Instructions for the task - Tell how many lines in the data contain the word "true", and leave out everything else.

[[ Material for this exercise, beginning ]]

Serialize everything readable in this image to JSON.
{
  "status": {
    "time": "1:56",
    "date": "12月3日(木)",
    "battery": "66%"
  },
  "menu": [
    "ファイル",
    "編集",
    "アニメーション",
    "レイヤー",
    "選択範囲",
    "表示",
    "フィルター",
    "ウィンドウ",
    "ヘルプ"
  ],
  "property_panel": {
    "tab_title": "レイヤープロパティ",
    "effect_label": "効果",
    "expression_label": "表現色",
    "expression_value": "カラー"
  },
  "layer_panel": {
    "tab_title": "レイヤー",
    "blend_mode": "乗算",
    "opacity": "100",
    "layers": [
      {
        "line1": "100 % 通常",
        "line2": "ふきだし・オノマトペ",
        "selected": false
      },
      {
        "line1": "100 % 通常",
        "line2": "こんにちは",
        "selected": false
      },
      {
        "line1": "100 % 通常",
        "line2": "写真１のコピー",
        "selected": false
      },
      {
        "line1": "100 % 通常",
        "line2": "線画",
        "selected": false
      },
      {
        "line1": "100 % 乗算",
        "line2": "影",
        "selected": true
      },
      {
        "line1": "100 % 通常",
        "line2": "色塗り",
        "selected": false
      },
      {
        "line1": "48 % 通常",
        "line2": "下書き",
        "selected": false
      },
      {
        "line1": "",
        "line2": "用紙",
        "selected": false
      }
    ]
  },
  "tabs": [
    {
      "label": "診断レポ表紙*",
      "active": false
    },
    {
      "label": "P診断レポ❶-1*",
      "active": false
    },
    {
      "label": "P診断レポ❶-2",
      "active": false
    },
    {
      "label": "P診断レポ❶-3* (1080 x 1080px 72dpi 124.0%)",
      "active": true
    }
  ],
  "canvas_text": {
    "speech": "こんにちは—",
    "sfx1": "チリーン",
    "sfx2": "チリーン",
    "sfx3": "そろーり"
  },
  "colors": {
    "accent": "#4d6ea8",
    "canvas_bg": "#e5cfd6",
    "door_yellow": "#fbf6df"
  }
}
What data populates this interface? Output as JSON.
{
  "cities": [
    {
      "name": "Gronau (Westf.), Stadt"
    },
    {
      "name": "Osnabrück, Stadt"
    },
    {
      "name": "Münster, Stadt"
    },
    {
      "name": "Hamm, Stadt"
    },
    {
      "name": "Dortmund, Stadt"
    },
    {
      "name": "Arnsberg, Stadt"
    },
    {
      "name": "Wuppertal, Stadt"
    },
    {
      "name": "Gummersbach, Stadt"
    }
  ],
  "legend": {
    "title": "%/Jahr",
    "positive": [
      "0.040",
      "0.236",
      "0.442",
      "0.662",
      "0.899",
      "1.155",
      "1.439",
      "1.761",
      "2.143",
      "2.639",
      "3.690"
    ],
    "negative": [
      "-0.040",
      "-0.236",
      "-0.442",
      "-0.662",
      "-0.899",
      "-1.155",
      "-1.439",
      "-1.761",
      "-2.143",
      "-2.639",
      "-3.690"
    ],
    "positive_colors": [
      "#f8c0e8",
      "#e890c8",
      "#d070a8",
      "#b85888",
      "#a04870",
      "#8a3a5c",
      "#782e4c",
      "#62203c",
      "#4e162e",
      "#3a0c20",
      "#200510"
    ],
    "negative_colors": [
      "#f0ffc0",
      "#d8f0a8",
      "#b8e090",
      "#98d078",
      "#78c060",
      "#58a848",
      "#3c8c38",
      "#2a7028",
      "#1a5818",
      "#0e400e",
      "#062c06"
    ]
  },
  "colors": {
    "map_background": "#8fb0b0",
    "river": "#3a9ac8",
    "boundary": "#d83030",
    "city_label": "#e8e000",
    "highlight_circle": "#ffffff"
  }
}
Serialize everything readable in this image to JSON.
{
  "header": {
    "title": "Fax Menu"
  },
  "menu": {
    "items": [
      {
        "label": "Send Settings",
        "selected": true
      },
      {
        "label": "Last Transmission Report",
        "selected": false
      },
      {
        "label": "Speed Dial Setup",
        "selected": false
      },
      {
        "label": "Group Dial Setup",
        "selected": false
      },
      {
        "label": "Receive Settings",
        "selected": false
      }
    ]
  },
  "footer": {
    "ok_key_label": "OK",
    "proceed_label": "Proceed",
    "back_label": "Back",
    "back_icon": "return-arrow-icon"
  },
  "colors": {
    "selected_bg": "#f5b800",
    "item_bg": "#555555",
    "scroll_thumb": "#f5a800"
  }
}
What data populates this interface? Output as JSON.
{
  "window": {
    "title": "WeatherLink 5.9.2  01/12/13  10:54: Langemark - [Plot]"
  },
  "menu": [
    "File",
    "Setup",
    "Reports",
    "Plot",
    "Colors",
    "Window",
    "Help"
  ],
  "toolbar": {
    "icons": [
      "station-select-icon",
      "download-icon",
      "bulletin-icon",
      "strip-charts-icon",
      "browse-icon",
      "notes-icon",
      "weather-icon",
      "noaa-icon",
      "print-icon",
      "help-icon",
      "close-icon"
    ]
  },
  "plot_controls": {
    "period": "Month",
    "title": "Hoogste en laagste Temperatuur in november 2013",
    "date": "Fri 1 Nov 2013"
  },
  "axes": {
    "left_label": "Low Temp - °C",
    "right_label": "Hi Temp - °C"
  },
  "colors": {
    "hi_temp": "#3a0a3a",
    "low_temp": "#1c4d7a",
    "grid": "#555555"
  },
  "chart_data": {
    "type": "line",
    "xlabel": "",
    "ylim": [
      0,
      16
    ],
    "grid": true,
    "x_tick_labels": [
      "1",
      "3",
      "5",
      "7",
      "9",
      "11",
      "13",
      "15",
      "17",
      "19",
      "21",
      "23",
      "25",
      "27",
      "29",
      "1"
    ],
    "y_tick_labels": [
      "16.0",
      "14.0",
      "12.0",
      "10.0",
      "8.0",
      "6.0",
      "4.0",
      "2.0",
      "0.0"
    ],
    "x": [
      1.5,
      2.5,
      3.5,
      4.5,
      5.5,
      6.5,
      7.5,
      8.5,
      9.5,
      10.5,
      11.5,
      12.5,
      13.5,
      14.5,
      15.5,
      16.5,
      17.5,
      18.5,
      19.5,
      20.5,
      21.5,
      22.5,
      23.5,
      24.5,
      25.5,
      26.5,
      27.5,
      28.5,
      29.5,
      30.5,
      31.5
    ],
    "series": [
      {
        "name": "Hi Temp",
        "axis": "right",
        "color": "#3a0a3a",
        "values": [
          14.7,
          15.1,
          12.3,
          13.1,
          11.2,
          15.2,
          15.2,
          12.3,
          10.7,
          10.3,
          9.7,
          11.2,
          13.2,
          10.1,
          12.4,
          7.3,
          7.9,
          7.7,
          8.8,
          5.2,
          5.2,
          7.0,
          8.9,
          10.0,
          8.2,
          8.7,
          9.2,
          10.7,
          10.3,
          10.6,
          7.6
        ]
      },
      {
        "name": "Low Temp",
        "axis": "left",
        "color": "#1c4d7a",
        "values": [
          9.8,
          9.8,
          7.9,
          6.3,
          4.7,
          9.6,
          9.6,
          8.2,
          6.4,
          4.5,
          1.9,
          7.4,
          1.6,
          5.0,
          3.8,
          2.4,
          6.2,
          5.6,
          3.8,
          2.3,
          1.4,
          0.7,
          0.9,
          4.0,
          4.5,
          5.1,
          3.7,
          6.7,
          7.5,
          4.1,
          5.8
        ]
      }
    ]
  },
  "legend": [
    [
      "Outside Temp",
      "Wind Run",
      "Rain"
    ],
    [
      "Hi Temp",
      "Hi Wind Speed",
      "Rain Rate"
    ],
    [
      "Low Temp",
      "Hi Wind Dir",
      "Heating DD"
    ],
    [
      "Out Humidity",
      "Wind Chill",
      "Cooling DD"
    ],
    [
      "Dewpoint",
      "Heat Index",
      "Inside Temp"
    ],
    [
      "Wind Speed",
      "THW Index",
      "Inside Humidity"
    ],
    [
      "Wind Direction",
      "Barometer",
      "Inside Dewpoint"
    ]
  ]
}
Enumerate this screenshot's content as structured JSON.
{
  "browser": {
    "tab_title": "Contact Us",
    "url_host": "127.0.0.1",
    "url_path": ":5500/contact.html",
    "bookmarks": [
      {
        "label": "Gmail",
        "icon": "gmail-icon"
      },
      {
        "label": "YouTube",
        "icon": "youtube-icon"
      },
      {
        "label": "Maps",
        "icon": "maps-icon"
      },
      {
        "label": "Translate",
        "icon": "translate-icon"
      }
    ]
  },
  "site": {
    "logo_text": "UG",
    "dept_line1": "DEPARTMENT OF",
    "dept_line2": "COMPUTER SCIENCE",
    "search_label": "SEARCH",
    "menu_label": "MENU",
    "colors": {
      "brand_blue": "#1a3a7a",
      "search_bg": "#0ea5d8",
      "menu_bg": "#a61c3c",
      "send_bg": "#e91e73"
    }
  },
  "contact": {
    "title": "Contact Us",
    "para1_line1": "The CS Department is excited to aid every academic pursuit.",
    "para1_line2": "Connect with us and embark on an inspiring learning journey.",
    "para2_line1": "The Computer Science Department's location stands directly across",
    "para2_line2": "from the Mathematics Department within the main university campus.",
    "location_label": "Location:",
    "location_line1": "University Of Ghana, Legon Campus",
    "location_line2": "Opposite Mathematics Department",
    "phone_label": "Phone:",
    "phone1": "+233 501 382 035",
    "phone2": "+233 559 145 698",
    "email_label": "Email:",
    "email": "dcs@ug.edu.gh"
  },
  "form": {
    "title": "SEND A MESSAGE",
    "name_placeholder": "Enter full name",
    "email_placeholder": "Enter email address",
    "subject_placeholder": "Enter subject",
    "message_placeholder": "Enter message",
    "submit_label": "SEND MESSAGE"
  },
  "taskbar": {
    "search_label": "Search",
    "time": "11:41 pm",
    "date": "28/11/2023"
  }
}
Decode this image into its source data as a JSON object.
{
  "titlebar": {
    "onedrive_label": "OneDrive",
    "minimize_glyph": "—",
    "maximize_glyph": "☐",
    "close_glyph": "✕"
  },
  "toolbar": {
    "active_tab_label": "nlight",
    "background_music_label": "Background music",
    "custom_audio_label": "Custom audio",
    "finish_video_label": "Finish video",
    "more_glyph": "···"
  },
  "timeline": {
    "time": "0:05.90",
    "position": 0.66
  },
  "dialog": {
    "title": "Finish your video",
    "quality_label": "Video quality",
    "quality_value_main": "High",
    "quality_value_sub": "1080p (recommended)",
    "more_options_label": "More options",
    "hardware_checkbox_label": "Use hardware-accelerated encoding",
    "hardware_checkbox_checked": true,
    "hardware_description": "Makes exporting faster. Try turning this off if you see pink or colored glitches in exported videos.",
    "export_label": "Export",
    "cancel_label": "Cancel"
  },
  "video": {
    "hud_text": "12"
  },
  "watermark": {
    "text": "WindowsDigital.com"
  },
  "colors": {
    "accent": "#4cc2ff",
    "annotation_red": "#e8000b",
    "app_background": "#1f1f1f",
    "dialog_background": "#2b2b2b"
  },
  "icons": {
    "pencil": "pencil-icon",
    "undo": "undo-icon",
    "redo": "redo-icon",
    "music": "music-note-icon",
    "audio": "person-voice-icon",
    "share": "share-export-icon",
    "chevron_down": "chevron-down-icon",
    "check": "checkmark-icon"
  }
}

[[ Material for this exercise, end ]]

Reply to the task - 5